Last editedMay 20222 min read
All businesses pay tax on their profits. Some businesses have to register for VAT as well. In some cases, VAT-registered businesses may have to pay VAT on invoices before they receive payment for them. VAT bad debt relief can, however, allow them to reclaim VAT on unpaid invoices.
The basics of VAT
VAT stands for Value Added Tax. It’s calculated as a percentage of the value of the goods or services. VAT can be applied at different rates for different goods and services. It is, however, applied at a consistent rate across the UK. This means that businesses can choose between simply incorporating VAT into their sales price or breaking it out separately.
As a rule of thumb, businesses that sell mainly to end-consumers tend to incorporate VAT into their prices. Businesses that sell mainly to other businesses tend to break it out separately. This is because VAT is always paid by consumers but can often be reclaimed by VAT-registered businesses.

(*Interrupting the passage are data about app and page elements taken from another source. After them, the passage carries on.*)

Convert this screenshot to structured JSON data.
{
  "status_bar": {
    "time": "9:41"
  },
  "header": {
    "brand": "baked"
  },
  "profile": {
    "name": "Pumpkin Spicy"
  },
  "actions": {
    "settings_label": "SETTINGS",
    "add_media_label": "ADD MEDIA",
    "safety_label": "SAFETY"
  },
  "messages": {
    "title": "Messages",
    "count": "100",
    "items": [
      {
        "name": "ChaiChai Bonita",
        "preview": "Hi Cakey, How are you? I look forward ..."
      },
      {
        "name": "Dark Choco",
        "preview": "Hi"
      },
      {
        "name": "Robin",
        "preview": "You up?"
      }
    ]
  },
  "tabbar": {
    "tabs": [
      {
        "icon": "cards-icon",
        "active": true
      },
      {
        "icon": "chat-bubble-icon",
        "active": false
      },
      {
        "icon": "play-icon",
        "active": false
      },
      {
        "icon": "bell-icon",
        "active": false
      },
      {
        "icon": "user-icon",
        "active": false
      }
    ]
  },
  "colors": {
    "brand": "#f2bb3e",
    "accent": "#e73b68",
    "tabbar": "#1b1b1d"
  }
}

VAT for businesses
VAT for businesses comes in two forms. These are input VAT and output VAT. Input VAT is the VAT a business pays to its own suppliers. VAT-registered businesses can typically claim this as a tax-deductible expense. Output VAT is the VAT businesses pay to HMRC on behalf of their customers.
If a business is using cash accounting, it will only become liable for tax when it receives income. If, however, a business is using accrual accounting, it becomes liable for tax when the income is recognised. When a business charges businesses by invoice, the date of recognition is the date the invoice was issued, not the due date (or the payment date).
This means that it’s quite common for companies to have to pay VAT on unpaid invoices. It’s particularly likely for companies with higher-value sales. This is because these companies are relatively likely to offer their customers the ability to pay in instalments.
The requirement to pay VAT on unpaid sales invoices shouldn’t create a problem. It does, however, make it even more important that businesses effectively manage their credit control and their accounting. In other words, even though you can reclaim VAT on bad debts, using the HMRC VAT bad debt relief scheme should be your fallback option not your first.
The VAT bad debt relief scheme
The VAT bad debt relief scheme allows businesses to claim back VAT on bad debts. Under current rules, these debts must be a minimum of six months overdue. The VAT bad debt relief time limit is four years and six months after the date payment was due (for supplies made after 30th April 1997).
It’s important to note that the date at which an invoice becomes overdue is based on the invoice due date, not the date on which it was issued. For completeness, if a company does not offer payment terms, then it can be the date on which the supplies were delivered.
As part of the process for reclaiming VAT on bad debts, the company has to move the amount owed out of its day to day VAT accounts and into a separate bad debt account. This is purely an accounting convention. It does not prevent you from taking steps to recover the debt nor does it oblige you to do so.
If you do subsequently recover the debt, then it’s vital that you inform HMRC promptly and pay the VAT you owe.
The importance of credit control
While the HMRC VAT bad debt relief scheme is useful, it is not a substitute for robust credit control. Your aim should always be to have invoices paid on time and in full. This is why it can be very useful to move your customers onto direct debits. Direct debits are a pull-based system, so you are in control of what is collected and when.
We can help
If you’re interested in finding out more about the VAT bad debt relief scheme, then get in touch with our financial experts. Find out how GoCardless can help you with ad hoc payments or recurring payments.